Thousands mourn Iranians killed in protests
TEHRAN (Reuters) - Iran's supreme leader will address the nation on Friday for the first time since a disputed election result triggered the biggest protests the Islamic Republic has seen.
(Editors' note: Reuters and other foreign media are subject to Iranian restrictions on their ability to report, film or take pictures in Tehran.)
Ayatollah Ali Khamenei has urged Iranians to unite behind hardline President Mahmoud Ahmadinejad but supporters of defeated candidate Mirhossein Mousavi have so far ignored the call, holding huge rallies in defiance of an official ban.
Khamenei's speech at Friday prayers in the Iranian capital follows a sixth day of protests by Mousavi supporters. On Thursday, tens of thousands, wearing black and carrying candles, marched to mourn those killed in earlier mass rallies.
The largest and most widespread demonstrations since the 1979 Islamic revolution have rocked the world's fifth biggest oil exporter, which is also caught up in a dispute with the West over its nuclear program.
Iranian state media has reported seven or eight people killed in protests since the election results were published on June 13. Scores of reformists have been arrested and authorities have cracked down on both foreign and domestic media.
Iranian Nobel Peace Prize winner Shirin Ebadi said about 500 people had been arrested in the last week, and called for their unconditional release. She said Iran should hold new elections under the supervision of the United Nations.
Mousavi, a moderate who advocates better ties with the West, has also called for the election to be annulled, saying pledges by the country's top legislative body, the Guardian Council, to recount some disputed ballot boxes did not go far enough.
The council has invited Mousavi and two other defeated candidates to talks on Saturday, and says it has begun "careful examination" of 646 complaints.
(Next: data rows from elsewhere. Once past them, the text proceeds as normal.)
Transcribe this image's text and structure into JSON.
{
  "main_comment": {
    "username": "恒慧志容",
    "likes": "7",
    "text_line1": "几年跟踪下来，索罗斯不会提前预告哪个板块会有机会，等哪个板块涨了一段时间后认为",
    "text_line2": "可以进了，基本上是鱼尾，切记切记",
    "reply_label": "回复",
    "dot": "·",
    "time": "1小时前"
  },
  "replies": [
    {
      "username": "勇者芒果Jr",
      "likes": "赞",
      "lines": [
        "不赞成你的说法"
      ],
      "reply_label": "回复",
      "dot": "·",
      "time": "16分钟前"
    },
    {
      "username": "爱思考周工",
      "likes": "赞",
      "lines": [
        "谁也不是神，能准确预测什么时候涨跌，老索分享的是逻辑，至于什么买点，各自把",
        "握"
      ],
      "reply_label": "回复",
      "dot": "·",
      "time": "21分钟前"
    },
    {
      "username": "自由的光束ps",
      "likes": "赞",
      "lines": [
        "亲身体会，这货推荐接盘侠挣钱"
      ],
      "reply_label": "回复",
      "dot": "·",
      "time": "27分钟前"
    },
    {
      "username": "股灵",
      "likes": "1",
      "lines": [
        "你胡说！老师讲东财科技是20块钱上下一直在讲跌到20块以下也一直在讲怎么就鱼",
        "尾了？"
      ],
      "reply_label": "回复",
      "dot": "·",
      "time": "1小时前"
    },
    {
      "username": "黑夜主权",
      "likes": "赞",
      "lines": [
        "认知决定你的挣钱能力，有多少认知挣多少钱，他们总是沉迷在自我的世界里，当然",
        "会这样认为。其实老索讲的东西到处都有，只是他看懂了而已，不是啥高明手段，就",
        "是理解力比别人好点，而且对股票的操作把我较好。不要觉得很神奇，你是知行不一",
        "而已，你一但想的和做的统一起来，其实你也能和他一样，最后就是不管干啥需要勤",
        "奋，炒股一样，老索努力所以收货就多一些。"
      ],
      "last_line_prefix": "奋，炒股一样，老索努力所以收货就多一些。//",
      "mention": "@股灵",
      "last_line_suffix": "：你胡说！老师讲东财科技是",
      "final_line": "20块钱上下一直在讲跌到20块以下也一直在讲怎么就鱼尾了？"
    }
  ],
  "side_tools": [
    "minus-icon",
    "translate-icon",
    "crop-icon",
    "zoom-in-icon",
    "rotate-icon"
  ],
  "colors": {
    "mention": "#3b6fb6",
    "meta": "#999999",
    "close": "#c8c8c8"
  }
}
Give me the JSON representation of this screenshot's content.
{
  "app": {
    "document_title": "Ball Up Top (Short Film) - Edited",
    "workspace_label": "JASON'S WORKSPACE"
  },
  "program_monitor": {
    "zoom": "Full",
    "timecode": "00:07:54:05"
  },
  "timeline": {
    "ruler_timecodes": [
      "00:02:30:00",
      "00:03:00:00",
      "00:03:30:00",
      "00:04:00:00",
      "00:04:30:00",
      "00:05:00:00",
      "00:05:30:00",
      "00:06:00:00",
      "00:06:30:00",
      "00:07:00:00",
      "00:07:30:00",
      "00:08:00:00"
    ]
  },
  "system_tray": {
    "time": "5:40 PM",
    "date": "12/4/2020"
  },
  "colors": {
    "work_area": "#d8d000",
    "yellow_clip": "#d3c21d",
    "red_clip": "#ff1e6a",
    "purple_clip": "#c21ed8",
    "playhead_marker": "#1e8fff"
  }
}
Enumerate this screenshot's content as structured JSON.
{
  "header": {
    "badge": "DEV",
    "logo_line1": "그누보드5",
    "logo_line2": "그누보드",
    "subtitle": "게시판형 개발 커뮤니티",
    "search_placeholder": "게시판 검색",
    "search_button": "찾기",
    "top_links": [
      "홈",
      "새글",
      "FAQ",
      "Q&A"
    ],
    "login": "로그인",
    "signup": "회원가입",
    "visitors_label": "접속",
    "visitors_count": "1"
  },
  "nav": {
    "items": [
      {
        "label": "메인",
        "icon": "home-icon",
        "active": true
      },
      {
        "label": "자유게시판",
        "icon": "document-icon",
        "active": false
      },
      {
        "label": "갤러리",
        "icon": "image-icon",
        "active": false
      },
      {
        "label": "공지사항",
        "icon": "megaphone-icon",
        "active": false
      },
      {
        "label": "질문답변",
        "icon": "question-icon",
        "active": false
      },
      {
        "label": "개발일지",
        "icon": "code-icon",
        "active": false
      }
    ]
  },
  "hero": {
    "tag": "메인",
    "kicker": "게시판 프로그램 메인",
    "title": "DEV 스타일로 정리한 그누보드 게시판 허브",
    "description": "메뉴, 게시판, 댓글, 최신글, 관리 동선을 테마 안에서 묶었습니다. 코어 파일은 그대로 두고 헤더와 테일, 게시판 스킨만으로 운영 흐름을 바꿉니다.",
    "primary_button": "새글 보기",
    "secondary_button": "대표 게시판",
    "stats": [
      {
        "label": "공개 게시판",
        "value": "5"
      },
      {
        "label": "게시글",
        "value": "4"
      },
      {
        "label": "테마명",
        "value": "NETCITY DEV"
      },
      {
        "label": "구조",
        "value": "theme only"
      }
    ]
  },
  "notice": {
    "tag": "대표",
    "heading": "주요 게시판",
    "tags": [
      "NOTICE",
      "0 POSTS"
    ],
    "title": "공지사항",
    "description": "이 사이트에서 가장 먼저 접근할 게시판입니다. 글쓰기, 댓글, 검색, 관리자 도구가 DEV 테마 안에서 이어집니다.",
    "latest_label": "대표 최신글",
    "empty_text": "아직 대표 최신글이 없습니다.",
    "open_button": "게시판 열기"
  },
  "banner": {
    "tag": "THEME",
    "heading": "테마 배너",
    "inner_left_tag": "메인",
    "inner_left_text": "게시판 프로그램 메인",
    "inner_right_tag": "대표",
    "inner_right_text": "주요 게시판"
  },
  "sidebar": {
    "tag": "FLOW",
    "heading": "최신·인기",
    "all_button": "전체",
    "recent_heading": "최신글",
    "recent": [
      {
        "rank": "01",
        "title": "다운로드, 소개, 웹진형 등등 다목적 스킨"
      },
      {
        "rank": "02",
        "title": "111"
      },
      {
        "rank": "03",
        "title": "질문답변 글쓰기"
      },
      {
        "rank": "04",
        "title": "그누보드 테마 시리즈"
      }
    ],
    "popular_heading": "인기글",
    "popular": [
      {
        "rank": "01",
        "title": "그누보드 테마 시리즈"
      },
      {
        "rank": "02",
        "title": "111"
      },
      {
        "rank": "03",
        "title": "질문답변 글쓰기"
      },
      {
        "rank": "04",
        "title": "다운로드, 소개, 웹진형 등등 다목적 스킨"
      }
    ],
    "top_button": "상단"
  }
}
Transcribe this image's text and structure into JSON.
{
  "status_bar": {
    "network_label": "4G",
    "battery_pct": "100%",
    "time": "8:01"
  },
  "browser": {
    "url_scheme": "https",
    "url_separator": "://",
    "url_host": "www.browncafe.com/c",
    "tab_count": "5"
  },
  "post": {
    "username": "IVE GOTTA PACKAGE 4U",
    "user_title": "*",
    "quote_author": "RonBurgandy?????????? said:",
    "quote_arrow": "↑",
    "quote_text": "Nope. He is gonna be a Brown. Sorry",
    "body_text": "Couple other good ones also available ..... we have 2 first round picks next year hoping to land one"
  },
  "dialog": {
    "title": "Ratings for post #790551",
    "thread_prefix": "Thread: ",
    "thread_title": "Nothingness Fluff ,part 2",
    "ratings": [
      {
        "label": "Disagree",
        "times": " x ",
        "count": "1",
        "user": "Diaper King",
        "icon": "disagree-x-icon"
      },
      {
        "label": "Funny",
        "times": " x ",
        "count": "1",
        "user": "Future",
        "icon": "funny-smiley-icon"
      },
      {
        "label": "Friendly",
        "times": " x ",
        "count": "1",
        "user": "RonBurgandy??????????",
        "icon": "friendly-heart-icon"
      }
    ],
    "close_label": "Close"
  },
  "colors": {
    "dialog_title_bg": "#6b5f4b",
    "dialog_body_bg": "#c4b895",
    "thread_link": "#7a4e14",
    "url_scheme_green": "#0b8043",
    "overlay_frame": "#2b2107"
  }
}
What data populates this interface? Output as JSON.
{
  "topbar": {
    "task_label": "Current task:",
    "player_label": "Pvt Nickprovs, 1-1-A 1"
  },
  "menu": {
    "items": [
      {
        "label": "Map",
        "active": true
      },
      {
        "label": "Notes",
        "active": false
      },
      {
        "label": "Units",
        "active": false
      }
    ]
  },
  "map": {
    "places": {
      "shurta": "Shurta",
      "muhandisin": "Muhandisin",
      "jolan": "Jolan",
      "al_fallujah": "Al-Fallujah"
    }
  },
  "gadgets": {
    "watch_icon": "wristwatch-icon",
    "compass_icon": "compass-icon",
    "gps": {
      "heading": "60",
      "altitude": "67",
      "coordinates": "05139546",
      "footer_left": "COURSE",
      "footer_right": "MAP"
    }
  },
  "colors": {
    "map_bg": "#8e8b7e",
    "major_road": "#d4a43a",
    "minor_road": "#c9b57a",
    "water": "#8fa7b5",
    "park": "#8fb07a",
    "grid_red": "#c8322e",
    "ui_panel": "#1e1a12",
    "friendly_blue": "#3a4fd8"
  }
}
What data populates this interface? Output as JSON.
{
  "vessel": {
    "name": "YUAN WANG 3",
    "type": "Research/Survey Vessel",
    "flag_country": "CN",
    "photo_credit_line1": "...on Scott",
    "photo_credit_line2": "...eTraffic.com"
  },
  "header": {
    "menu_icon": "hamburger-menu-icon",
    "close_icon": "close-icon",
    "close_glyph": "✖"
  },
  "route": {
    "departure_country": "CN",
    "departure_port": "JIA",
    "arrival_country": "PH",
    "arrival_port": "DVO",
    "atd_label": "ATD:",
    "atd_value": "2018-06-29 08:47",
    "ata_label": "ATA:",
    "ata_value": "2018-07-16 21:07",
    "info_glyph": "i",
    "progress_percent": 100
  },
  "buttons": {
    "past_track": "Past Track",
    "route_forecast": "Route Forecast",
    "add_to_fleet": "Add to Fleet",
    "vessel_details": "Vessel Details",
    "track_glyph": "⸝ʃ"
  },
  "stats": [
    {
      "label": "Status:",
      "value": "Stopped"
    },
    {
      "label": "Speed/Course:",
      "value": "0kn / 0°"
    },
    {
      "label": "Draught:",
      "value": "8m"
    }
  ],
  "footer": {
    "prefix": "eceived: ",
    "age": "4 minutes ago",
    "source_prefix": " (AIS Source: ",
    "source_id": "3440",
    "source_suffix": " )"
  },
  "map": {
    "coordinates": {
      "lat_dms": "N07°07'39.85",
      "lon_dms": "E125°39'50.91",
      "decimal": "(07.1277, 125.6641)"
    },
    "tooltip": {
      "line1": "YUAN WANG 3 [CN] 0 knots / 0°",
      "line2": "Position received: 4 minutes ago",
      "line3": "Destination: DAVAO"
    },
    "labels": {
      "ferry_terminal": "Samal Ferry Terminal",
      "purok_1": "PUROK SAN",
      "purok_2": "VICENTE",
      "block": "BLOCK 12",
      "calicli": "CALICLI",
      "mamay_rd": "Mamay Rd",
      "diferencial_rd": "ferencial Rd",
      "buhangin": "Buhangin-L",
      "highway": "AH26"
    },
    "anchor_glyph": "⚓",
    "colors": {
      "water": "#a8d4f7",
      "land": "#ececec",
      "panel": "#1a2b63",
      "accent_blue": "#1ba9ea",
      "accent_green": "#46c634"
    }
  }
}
Objections include a shortage of ballot papers, pressure on voters to support a particular candidate, and the barring of candidates' representatives from polling stations.
Iran has denounced foreign criticism of the election, although U.S. President Barack Obama's administration has muted its comments to keep the door open for possible dialogue.
At Thursday's rally, protesters massed in a Tehran square, responding to Mousavi's call for people to gather in mosques or at peaceful rallies to show solidarity with the victims and their families.
They held photographs of those killed, some showing bloodied faces, apparently taken after they died.
"Our martyred brothers we will take back your votes," read one placard. "Why did you kill our brothers?" said another.
Other banners told protesters to stay home on Friday, when Ahmadinejad supporters are expected to show their strength at Khamenei's Friday prayers, but to gather again the next day.
Mousavi supporters say he will be joined on Saturday by reformist former president Mohammad Khatami and another defeated candidate, liberal cleric Mehdi Karoubi.
Ahmadinejad has defended the legitimacy of the vote, telling a cabinet meeting on Wednesday that 25 million of 40 million voters had approved the way he was running the country.
The semi-official Fars news agency said two children of powerful cleric Akbar Hashemi Rafsanjani, who backs Mousavi and clashed with Ahmadinejad during campaigning, had been barred from leaving Iran.
His daughter Faezeh addressed Mousavi supporters on Tuesday. Hardline students called for her and her brother, Mehdi, to be arrested.
Iran's Intelligence Ministry said it had uncovered a foreign-linked terrorist plot to plant bombs in mosques and other crowded places in Tehran during the election.
State broadcaster IRIB quoted a ministry statement as saying several terrorist groups had been discovered, adding they were linked to Iran's foreign enemies, including Israel.
Hamid Najafi, editor-in-chief of Kayhan International, an English-language conservative Iranian daily, said the Guardian Council investigation of the vote would calm unrest but the overall result would not change because "there isn't a millionth chance of doing any fraud."
(Editing by Jon Hemming)